- Generally, there are no foreign exchange controls in New Zealand. However, cash worth NZ$10,000 or more must be declared if transferring out of the country;
Buying and developing property
- Generally, there are very few restrictions appertaining to purchase of property in New Zealand for both local and foreign individuals or entities. However, under the Overseas Investment Act 2005, restrictions apply to certain parcels categorized as ‘sensitive land’ and potential buyers must adhere to certain laid down ordinances prior to purchasing;
- Developing property in New Zealand, be it starting a new building or refurbishing an already existing establishment, is governed by both the Building Act 2004 and the New Zealand Building Code. Upon completion of a building project, a developer is issued with a Code Compliance Certificate (CCC) provided the relevant city council is satisfied that the completed building works conforms to the original building consent.
- Every company registered in New Zealand (including overseas entities) is required to prepare and file an annual return with the New Zealand Company Registry. If the company fails to file the annual returns before the due date, the New Zealand Company Registry can remove the company from the register.
- After the company has been incorporated, the New Zealand Company Registry will set the due date of filing for the company’s annual return. The due date will apply each year. The due date can be changed free of charge through the New Zealand Company Registry portal.
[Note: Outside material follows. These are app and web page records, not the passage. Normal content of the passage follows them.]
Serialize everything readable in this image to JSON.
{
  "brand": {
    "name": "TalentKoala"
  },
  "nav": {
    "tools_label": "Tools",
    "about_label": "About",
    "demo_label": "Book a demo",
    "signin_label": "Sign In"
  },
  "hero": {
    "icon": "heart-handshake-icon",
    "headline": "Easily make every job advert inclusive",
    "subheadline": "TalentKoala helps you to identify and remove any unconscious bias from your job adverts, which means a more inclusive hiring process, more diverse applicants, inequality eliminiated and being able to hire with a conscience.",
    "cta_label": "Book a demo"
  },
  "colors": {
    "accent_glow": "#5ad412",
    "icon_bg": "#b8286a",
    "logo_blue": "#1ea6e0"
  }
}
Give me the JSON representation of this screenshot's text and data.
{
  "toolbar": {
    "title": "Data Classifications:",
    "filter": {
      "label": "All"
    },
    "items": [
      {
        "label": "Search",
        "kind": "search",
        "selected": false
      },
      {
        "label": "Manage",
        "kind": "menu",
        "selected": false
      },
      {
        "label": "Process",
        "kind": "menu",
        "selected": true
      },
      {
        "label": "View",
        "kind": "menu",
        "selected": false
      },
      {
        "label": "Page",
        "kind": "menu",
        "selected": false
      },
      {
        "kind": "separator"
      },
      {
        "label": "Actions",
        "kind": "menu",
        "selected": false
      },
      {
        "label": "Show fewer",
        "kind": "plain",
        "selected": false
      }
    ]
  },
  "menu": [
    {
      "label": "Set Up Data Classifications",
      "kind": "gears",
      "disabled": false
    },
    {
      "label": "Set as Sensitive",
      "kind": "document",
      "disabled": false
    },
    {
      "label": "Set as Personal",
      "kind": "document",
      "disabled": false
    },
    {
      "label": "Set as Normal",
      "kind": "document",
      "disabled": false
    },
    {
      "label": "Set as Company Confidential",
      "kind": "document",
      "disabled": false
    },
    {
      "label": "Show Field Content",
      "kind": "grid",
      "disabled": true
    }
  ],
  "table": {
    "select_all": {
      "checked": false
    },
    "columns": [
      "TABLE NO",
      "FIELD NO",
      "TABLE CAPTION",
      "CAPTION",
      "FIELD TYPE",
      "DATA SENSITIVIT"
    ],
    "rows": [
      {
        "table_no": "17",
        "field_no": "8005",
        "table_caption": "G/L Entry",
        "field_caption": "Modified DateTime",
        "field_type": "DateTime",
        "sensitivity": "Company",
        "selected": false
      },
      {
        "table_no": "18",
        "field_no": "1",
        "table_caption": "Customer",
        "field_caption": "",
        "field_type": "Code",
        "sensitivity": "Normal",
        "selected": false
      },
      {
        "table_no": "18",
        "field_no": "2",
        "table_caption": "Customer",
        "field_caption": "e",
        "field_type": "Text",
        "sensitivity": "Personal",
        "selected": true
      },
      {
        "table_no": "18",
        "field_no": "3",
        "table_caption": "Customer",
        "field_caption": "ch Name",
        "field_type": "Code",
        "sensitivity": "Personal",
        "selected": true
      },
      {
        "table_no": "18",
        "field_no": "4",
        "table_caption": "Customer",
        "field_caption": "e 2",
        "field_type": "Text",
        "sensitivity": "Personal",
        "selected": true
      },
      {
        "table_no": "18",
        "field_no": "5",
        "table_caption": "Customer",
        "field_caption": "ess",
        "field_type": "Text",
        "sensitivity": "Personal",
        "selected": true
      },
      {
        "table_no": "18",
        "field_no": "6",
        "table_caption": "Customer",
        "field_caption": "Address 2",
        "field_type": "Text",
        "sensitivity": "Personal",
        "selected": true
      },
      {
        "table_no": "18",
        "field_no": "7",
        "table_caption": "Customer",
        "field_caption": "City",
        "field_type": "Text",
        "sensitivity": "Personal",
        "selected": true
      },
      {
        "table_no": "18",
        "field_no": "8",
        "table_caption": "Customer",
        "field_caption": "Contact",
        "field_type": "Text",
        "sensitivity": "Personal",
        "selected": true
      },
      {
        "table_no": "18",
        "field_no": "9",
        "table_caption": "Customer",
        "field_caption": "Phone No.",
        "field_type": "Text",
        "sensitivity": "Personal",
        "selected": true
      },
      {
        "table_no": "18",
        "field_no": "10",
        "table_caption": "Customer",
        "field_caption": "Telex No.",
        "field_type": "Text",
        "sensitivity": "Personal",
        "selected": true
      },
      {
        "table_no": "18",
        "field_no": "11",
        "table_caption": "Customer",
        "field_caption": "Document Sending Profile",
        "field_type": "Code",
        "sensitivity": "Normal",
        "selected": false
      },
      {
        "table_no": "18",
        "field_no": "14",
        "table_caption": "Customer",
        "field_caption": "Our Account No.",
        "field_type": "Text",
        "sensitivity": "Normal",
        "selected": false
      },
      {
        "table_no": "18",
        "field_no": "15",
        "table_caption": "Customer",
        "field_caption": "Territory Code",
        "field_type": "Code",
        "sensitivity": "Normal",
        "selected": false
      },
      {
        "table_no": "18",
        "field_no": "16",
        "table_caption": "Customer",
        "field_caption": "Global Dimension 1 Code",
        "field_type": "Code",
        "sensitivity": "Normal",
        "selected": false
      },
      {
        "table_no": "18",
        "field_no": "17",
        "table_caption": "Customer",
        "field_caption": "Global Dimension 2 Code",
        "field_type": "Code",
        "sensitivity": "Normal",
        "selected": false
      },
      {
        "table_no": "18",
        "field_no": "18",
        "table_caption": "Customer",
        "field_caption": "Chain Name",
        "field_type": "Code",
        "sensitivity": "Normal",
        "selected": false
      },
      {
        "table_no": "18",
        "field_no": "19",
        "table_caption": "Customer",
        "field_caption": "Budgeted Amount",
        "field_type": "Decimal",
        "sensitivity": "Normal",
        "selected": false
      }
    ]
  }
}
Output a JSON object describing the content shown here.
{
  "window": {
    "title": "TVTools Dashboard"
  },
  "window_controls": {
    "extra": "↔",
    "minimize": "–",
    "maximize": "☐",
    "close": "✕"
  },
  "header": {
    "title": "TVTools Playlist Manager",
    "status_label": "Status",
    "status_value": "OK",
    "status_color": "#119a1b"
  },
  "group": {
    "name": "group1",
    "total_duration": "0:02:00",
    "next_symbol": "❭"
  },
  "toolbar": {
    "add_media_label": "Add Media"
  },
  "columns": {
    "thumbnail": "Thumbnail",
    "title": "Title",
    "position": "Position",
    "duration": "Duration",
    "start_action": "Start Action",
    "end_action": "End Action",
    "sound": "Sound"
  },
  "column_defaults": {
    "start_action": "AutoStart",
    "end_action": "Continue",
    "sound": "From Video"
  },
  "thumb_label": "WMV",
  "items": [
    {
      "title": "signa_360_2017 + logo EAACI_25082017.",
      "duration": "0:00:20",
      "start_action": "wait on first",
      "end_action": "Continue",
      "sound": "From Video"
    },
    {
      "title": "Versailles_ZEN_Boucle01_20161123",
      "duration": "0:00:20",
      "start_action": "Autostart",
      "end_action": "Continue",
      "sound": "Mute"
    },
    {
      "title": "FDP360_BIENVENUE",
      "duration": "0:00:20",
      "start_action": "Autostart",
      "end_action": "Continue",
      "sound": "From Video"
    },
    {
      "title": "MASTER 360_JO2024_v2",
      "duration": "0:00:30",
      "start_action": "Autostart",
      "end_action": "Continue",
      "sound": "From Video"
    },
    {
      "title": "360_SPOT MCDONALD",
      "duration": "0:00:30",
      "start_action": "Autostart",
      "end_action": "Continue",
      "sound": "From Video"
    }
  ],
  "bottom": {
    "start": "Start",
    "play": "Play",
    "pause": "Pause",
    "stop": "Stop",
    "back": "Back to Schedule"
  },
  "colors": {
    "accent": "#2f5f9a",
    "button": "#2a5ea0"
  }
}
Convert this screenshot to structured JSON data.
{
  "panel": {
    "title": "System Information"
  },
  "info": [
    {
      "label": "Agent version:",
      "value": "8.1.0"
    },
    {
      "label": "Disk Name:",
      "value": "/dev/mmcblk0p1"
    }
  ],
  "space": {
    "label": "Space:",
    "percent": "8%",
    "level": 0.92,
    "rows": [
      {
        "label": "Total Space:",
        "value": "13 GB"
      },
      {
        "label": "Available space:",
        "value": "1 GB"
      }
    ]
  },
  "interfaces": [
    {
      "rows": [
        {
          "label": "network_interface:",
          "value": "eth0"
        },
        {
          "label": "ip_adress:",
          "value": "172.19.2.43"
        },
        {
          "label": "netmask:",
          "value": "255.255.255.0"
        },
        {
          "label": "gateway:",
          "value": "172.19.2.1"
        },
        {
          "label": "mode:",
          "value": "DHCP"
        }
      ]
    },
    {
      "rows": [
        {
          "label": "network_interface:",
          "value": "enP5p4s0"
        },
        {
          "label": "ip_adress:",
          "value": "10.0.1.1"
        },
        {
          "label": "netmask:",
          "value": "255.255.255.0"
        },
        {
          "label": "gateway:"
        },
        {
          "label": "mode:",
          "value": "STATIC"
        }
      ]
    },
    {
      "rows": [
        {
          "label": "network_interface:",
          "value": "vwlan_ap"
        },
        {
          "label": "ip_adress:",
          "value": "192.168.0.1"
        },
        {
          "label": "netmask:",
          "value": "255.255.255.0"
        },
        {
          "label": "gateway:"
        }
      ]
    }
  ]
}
- The company is not required to file an annual return in the first calendar year following incorporation with the New Zealand authority. For example, if the entity was incorporated in 2022, the company is required to file its first annual return in 2023.
- The government fee to file an annual return for a company that is not incorporated in New Zealand is NZ$ 52.20 (including GST).